Task instructions
Across the listing below, count the lines containing "Enable". Give nothing but the number.

Exercise input START

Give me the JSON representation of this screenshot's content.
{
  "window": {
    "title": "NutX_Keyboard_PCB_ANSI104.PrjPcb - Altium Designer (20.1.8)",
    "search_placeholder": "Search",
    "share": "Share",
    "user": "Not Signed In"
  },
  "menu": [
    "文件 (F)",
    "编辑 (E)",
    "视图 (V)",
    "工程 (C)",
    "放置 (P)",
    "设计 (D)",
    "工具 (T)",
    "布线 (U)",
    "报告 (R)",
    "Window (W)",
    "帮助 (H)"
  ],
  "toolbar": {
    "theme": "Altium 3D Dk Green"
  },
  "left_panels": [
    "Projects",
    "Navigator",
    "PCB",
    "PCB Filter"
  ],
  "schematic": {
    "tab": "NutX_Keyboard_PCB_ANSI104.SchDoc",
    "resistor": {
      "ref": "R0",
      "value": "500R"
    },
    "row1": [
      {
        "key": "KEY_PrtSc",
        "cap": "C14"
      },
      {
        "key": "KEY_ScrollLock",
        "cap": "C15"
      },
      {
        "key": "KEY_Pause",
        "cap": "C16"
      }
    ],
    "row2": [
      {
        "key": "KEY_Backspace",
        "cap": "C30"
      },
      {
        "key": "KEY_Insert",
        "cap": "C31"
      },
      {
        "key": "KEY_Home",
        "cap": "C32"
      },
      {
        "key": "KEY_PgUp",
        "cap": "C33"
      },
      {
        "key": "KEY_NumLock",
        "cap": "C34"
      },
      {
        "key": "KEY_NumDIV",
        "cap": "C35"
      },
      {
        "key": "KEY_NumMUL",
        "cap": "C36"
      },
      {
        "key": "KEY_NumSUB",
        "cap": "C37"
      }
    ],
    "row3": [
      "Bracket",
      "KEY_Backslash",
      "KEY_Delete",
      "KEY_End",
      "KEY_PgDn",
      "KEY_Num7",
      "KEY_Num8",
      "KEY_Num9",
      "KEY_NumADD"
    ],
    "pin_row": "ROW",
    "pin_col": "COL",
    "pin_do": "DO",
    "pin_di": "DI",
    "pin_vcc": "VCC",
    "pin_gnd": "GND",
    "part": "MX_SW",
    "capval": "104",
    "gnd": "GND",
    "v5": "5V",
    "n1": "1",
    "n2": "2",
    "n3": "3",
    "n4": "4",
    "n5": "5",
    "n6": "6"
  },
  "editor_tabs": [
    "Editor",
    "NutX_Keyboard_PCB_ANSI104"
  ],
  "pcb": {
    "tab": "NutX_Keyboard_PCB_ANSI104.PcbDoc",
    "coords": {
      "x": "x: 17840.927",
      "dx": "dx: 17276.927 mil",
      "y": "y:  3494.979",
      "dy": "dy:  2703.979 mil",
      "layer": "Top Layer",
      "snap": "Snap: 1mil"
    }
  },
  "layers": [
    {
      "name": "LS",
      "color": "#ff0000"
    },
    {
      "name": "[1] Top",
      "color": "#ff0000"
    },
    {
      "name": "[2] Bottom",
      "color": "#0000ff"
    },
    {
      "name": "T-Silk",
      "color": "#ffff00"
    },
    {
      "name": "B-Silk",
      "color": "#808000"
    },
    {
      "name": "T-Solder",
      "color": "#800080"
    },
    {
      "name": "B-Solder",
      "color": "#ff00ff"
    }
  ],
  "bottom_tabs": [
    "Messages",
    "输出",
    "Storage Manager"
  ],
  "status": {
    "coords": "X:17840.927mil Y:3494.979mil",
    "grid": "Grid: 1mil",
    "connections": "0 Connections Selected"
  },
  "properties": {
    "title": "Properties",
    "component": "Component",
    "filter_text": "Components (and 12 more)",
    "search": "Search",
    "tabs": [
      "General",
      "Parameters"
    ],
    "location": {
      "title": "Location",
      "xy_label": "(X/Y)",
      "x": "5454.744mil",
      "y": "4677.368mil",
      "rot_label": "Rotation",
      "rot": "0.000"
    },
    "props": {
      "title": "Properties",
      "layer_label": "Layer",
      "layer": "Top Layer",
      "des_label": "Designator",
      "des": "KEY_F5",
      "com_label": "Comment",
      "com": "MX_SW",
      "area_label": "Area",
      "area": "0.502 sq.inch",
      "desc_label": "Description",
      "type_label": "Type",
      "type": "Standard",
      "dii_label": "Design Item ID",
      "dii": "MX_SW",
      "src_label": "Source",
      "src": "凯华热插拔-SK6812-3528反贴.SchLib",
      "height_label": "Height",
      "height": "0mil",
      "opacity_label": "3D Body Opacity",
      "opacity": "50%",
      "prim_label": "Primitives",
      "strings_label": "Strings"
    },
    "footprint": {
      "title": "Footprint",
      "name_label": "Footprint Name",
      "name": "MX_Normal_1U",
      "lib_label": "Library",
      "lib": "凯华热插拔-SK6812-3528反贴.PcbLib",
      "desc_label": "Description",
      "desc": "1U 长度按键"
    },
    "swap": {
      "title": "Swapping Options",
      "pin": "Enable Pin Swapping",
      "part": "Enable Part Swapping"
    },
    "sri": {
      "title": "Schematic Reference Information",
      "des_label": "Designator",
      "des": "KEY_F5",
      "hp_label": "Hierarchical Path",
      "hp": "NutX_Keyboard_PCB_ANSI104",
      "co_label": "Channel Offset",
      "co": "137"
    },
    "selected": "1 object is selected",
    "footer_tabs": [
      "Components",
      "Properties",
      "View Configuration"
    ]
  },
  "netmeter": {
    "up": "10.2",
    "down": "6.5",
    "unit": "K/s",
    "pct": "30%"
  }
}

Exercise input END

Written response
2